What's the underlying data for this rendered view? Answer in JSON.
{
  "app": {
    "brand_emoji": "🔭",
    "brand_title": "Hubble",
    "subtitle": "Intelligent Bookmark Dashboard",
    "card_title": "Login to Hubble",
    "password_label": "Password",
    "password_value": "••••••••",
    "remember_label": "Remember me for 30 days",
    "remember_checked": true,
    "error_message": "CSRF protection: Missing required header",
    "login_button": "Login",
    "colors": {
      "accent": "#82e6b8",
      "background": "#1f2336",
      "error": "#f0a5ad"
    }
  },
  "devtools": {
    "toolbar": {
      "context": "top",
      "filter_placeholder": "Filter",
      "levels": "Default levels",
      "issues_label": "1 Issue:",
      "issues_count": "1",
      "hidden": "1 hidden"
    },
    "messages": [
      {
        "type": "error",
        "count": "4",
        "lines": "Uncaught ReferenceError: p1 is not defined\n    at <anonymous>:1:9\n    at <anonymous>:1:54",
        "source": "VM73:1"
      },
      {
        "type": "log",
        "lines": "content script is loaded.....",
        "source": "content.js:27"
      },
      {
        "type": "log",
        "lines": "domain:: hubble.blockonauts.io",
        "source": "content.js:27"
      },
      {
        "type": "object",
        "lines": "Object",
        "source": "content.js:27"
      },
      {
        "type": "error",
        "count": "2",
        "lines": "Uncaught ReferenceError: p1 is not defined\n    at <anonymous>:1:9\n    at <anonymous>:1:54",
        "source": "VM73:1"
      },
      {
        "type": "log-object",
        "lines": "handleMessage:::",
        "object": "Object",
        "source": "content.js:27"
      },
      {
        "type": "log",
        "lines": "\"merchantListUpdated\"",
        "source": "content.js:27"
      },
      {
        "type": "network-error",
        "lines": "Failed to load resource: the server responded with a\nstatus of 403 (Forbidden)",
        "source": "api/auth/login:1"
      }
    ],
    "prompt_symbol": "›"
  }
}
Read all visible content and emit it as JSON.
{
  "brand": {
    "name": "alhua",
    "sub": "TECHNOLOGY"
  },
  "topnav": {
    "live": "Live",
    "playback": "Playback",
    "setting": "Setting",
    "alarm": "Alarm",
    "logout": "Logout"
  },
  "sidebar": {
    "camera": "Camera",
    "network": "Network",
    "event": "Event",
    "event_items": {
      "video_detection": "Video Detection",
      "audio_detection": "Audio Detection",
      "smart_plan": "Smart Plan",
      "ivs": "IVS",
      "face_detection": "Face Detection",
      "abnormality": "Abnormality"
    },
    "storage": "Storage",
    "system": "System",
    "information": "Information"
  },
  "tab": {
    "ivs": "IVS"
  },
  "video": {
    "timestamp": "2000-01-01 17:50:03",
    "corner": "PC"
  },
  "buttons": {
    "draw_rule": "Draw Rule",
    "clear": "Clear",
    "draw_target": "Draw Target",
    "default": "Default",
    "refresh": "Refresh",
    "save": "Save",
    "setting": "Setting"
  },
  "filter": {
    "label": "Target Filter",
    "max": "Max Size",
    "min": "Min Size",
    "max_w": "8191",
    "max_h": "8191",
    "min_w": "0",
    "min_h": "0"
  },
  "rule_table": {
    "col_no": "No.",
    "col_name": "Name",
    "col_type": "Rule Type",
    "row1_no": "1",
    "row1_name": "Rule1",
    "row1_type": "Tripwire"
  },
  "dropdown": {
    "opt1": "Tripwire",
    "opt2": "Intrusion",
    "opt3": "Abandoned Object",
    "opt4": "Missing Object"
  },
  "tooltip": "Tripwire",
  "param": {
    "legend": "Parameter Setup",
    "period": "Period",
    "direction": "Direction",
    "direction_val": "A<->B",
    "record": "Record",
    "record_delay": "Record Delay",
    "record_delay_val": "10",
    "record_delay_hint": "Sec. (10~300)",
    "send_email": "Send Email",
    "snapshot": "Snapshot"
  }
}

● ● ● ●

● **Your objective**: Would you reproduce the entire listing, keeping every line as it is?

● **Exercise result**:
What's the underlying data for this rendered view? Answer in JSON.
{
  "app": {
    "brand_emoji": "🔭",
    "brand_title": "Hubble",
    "subtitle": "Intelligent Bookmark Dashboard",
    "card_title": "Login to Hubble",
    "password_label": "Password",
    "password_value": "••••••••",
    "remember_label": "Remember me for 30 days",
    "remember_checked": true,
    "error_message": "CSRF protection: Missing required header",
    "login_button": "Login",
    "colors": {
      "accent": "#82e6b8",
      "background": "#1f2336",
      "error": "#f0a5ad"
    }
  },
  "devtools": {
    "toolbar": {
      "context": "top",
      "filter_placeholder": "Filter",
      "levels": "Default levels",
      "issues_label": "1 Issue:",
      "issues_count": "1",
      "hidden": "1 hidden"
    },
    "messages": [
      {
        "type": "error",
        "count": "4",
        "lines": "Uncaught ReferenceError: p1 is not defined\n    at <anonymous>:1:9\n    at <anonymous>:1:54",
        "source": "VM73:1"
      },
      {
        "type": "log",
        "lines": "content script is loaded.....",
        "source": "content.js:27"
      },
      {
        "type": "log",
        "lines": "domain:: hubble.blockonauts.io",
        "source": "content.js:27"
      },
      {
        "type": "object",
        "lines": "Object",
        "source": "content.js:27"
      },
      {
        "type": "error",
        "count": "2",
        "lines": "Uncaught ReferenceError: p1 is not defined\n    at <anonymous>:1:9\n    at <anonymous>:1:54",
        "source": "VM73:1"
      },
      {
        "type": "log-object",
        "lines": "handleMessage:::",
        "object": "Object",
        "source": "content.js:27"
      },
      {
        "type": "log",
        "lines": "\"merchantListUpdated\"",
        "source": "content.js:27"
      },
      {
        "type": "network-error",
        "lines": "Failed to load resource: the server responded with a\nstatus of 403 (Forbidden)",
        "source": "api/auth/login:1"
      }
    ],
    "prompt_symbol": "›"
  }
}
Read all visible content and emit it as JSON.
{
  "brand": {
    "name": "alhua",
    "sub": "TECHNOLOGY"
  },
  "topnav": {
    "live": "Live",
    "playback": "Playback",
    "setting": "Setting",
    "alarm": "Alarm",
    "logout": "Logout"
  },
  "sidebar": {
    "camera": "Camera",
    "network": "Network",
    "event": "Event",
    "event_items": {
      "video_detection": "Video Detection",
      "audio_detection": "Audio Detection",
      "smart_plan": "Smart Plan",
      "ivs": "IVS",
      "face_detection": "Face Detection",
      "abnormality": "Abnormality"
    },
    "storage": "Storage",
    "system": "System",
    "information": "Information"
  },
  "tab": {
    "ivs": "IVS"
  },
  "video": {
    "timestamp": "2000-01-01 17:50:03",
    "corner": "PC"
  },
  "buttons": {
    "draw_rule": "Draw Rule",
    "clear": "Clear",
    "draw_target": "Draw Target",
    "default": "Default",
    "refresh": "Refresh",
    "save": "Save",
    "setting": "Setting"
  },
  "filter": {
    "label": "Target Filter",
    "max": "Max Size",
    "min": "Min Size",
    "max_w": "8191",
    "max_h": "8191",
    "min_w": "0",
    "min_h": "0"
  },
  "rule_table": {
    "col_no": "No.",
    "col_name": "Name",
    "col_type": "Rule Type",
    "row1_no": "1",
    "row1_name": "Rule1",
    "row1_type": "Tripwire"
  },
  "dropdown": {
    "opt1": "Tripwire",
    "opt2": "Intrusion",
    "opt3": "Abandoned Object",
    "opt4": "Missing Object"
  },
  "tooltip": "Tripwire",
  "param": {
    "legend": "Parameter Setup",
    "period": "Period",
    "direction": "Direction",
    "direction_val": "A<->B",
    "record": "Record",
    "record_delay": "Record Delay",
    "record_delay_val": "10",
    "record_delay_hint": "Sec. (10~300)",
    "send_email": "Send Email",
    "snapshot": "Snapshot"
  }
}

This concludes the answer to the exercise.